"It's hard not to weep as I watch the continual coverage of events unfold in Ferguson, Mo. Once again, a life was taken by an authority figure. The eyes of our nation turn in one of two directions: toward the injustice or away from it. In the ocean of social media, I've noticed waves of Palestinians providing American citizens with counsel on dealing with tear gas while droves of Protestants remain serene and silent," writes Horton.

"It's in these exact moments, when ethnic minority evangelicals are looking for support from other minorities and majority culture brothers and sisters, that we need to come together and minister to the hurting souls in our community. But we often find that many of our brothers and sisters are sitting on the sidelines paralyzed by the fear of not knowing how to engage."

Read Horton's suggestion of five principles Christians should consider when engaging discussions about Michael Brown and Ferguson:

Joshua Waulk, a Florida pastor, Christian counselor and a 17-year law enforcement official, writes that "The #Ferguson case is complicated." He shares his perspective as a former police officer as well as a pastor.

"I have unashamedly called for PO Wilson to not be tried in the media.
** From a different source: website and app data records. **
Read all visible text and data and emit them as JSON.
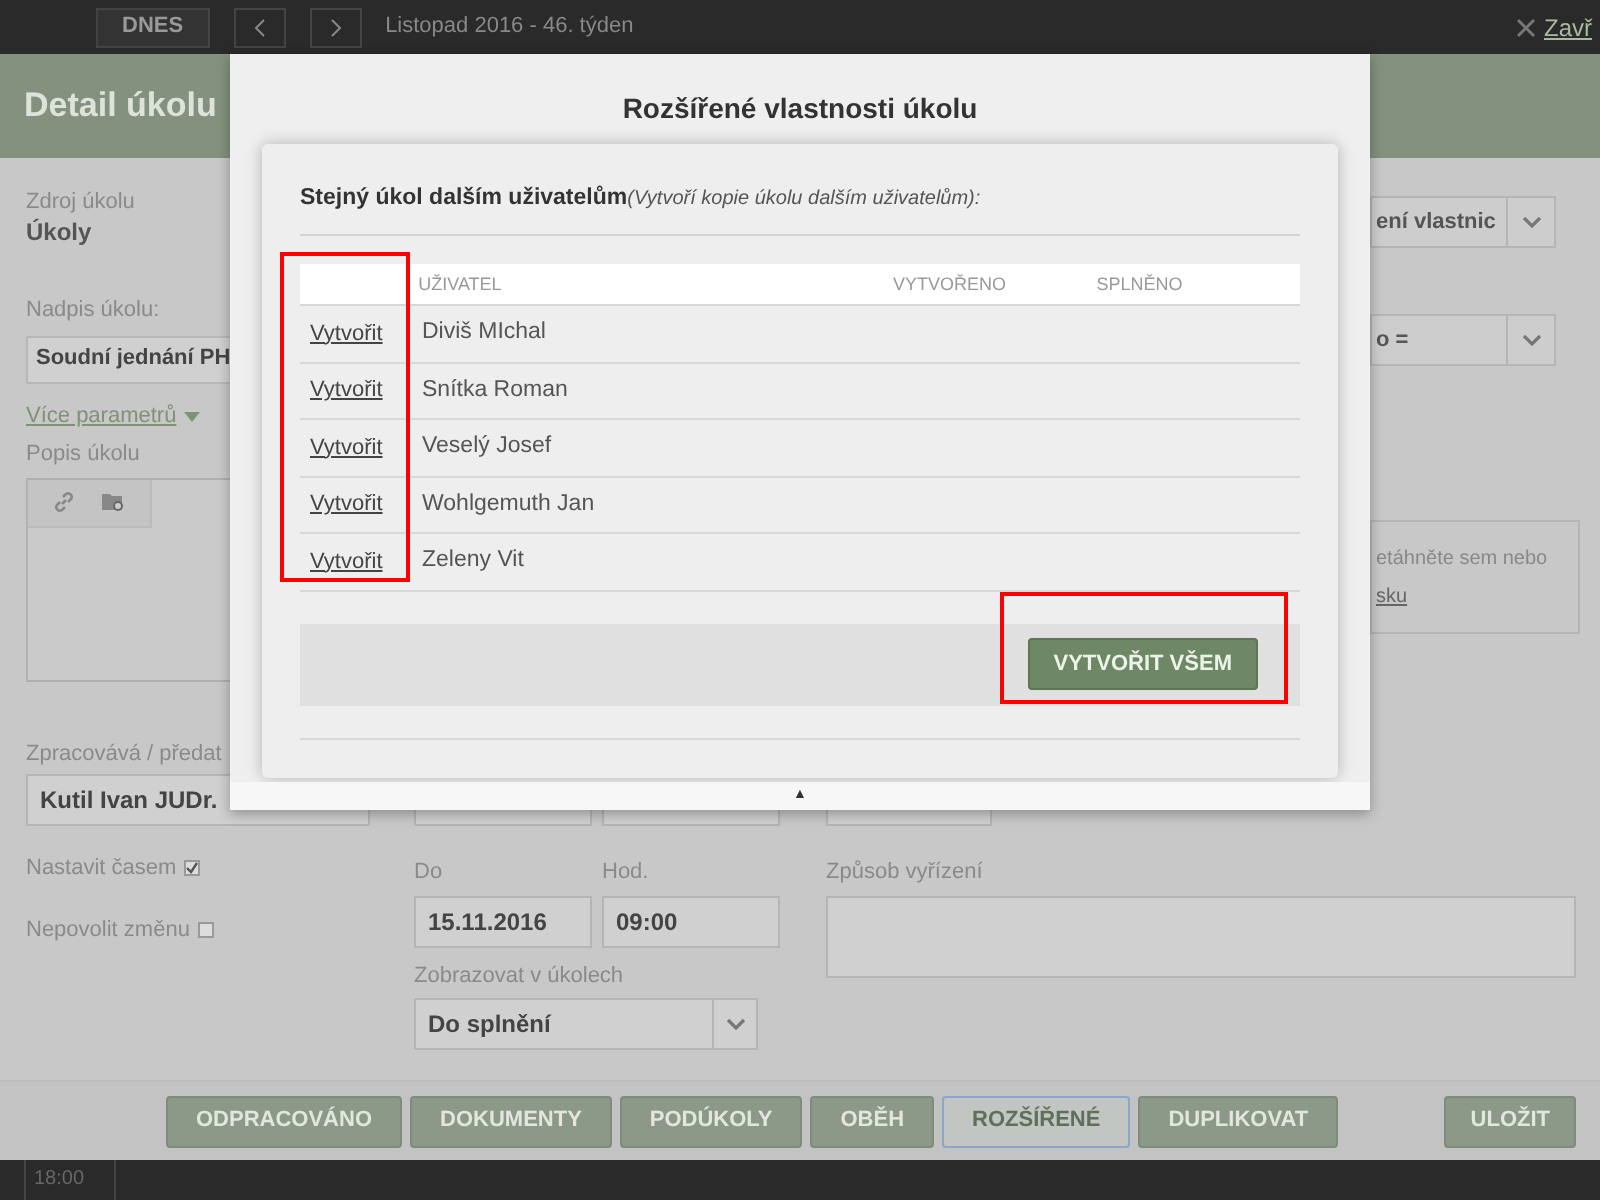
{
  "top_bar": {
    "today_button": "DNES",
    "period": "Listopad 2016 - 46. týden",
    "close_link": "Zavř"
  },
  "panel": {
    "title": "Detail úkolu",
    "source_label": "Zdroj úkolu",
    "source_value": "Úkoly",
    "properties_select": "ení vlastnic",
    "title_label": "Nadpis úkolu:",
    "title_value": "Soudní jednání PH",
    "filter_select": "o =",
    "more_params": "Více parametrů",
    "description_label": "Popis úkolu",
    "dropzone_text": "etáhněte sem nebo",
    "dropzone_link": "sku",
    "assignee_label": "Zpracovává / předat",
    "assignee_value": "Kutil Ivan JUDr.",
    "options": [
      {
        "label": "Nastavit časem",
        "checked": true
      },
      {
        "label": "Nepovolit změnu",
        "checked": false
      }
    ],
    "due_label": "Do",
    "due_date": "15.11.2016",
    "hour_label": "Hod.",
    "due_hour": "09:00",
    "show_label": "Zobrazovat v úkolech",
    "show_value": "Do splnění",
    "resolution_label": "Způsob vyřízení"
  },
  "footer_buttons": [
    {
      "label": "ODPRACOVÁNO",
      "selected": false
    },
    {
      "label": "DOKUMENTY",
      "selected": false
    },
    {
      "label": "PODÚKOLY",
      "selected": false
    },
    {
      "label": "OBĚH",
      "selected": false
    },
    {
      "label": "ROZŠÍŘENÉ",
      "selected": true
    },
    {
      "label": "DUPLIKOVAT",
      "selected": false
    }
  ],
  "save_button": "ULOŽIT",
  "time_label": "18:00",
  "modal": {
    "title": "Rozšířené vlastnosti úkolu",
    "section_heading": "Stejný úkol dalším uživatelům",
    "section_note": "(Vytvoří kopie úkolu dalším uživatelům):",
    "columns": [
      "UŽIVATEL",
      "VYTVOŘENO",
      "SPLNĚNO"
    ],
    "rows": [
      {
        "action": "Vytvořit",
        "user": "Diviš MIchal"
      },
      {
        "action": "Vytvořit",
        "user": "Snítka Roman"
      },
      {
        "action": "Vytvořit",
        "user": "Veselý Josef"
      },
      {
        "action": "Vytvořit",
        "user": "Wohlgemuth Jan"
      },
      {
        "action": "Vytvořit",
        "user": "Zeleny Vit"
      }
    ],
    "create_all_button": "VYTVOŘIT VŠEM",
    "collapse": "▲"
  }
}
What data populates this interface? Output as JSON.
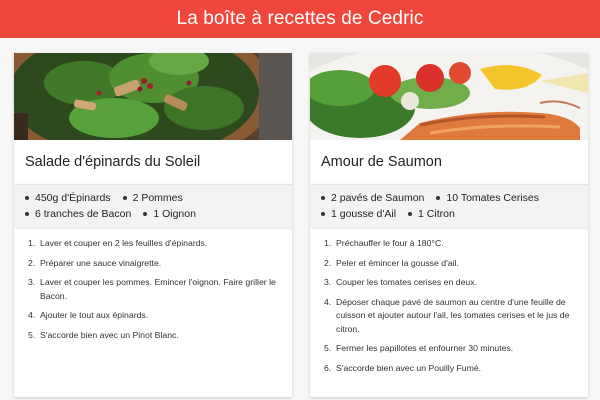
{
  "header": {
    "title": "La boîte à recettes de Cedric"
  },
  "colors": {
    "header_bg": "#f0473c",
    "card_bg": "#ffffff",
    "ingredients_bg": "#f3f3f3"
  },
  "recipes": [
    {
      "image": "salad-photo",
      "title": "Salade d'épinards du Soleil",
      "ingredients": [
        "450g d'Épinards",
        "2 Pommes",
        "6 tranches de Bacon",
        "1 Oignon"
      ],
      "steps": [
        "Laver et couper en 2 les feuilles d'épinards.",
        "Préparer une sauce vinaigrette.",
        "Laver et couper les pommes. Emincer l'oignon. Faire griller le Bacon.",
        "Ajouter le tout aux épinards.",
        "S'accorde bien avec un Pinot Blanc."
      ]
    },
    {
      "image": "salmon-photo",
      "title": "Amour de Saumon",
      "ingredients": [
        "2 pavés de Saumon",
        "10 Tomates Cerises",
        "1 gousse d'Ail",
        "1 Citron"
      ],
      "steps": [
        "Préchauffer le four à 180°C.",
        "Peler et émincer la gousse d'ail.",
        "Couper les tomates cerises en deux.",
        "Déposer chaque pavé de saumon au centre d'une feuille de cuisson et ajouter autour l'ail, les tomates cerises et le jus de citron.",
        "Fermer les papillotes et enfourner 30 minutes.",
        "S'accorde bien avec un Pouilly Fumé."
      ]
    }
  ]
}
I have called on Christian leaders to stop using language that is unduly sympathetic to the pro-Brown narrative, without regard for the potential innocence of PO Wilson, such as repeatedly calling Brown an 'unarmed teenager.' As I have already pointed out, you can find yourself subject to deadly force by a PO, even though you're otherwise 'unarmed,' and more important than Brown's age, was his apparent imposing physical size," writes Waulk.

"If you've never attempted to take a male of any race into custody, much less one who is physically large, who'd otherwise prefer to not go to jail at that particular time, then you can only imagine what that might entail. At the end of the day, that Brown died at 18 is tragic, but while we're sifting through the details at this point, I can only see it as an attempt to garner undue sympathy, and to portray him as a little child, which he most certainly was not. This much I know: POs have been killed by children younger than 18."

Waulk adds later in his essay: "Only the Gospel of Jesus Christ is sufficient to change human hearts, to turn seeming enemies toward one another in love, and to bring real, true, lasting hope and change. It seems cliche, but truer words have never been spoken: No Jesus. No Peace. Know Jesus. Know Peace. Man's efforts always have, and always will fall woefully short. Anyone who has hope for true, soul-level resolve coming from a verdict in either direction is grossly mistaken. Our legal system is nothing more than a salve on our broken hearts to prevent anarchy until the return of Christ."

Read more of Waulk:

Erna Hackett, on staff with InterVarsity Christian Fellowship, questions on her blog "The Unacceptable Silence of Asian American Christians in Response to Ferguson."

"Why are we so painfully silent as debate and tragedy and grief are raging around us? Will any of our churches take time to pray for grieving families on Sunday — not only (Michael) Brown's family, but the family of John Crawford, a man that was shot in Walmart for holding a toy gun. Or Eric Garner, the father of 6 that was killed through the use of an illegal choke hold by police in New York," writes Hackett.

"My mind turned back to last summer where I led a group of Christian college students into responding to the Trayvon Martin verdict. I took a group of mainly Asian American and White students through a journey where they could have compassion and grieve over what had happened. We taught them to care about what the Black community was saying, instead of ignoring it by saying 'that's a Black people problem.'

Read more of Hackett:

In addition to personal essays from Christian leaders on Michael Brown's death, some platforms have been highlighting certain aspects of events unfolding in Ferguson. For example, Christ & Pop Culture has pointed to the work that local churches in Ferguson were doing to keep the peace and support demonstrators, while the Assemblies of God took a similar route, highlighting in an article on the responses and involvement of member churches in St. Louis County that have been impacted by the Ferguson protests.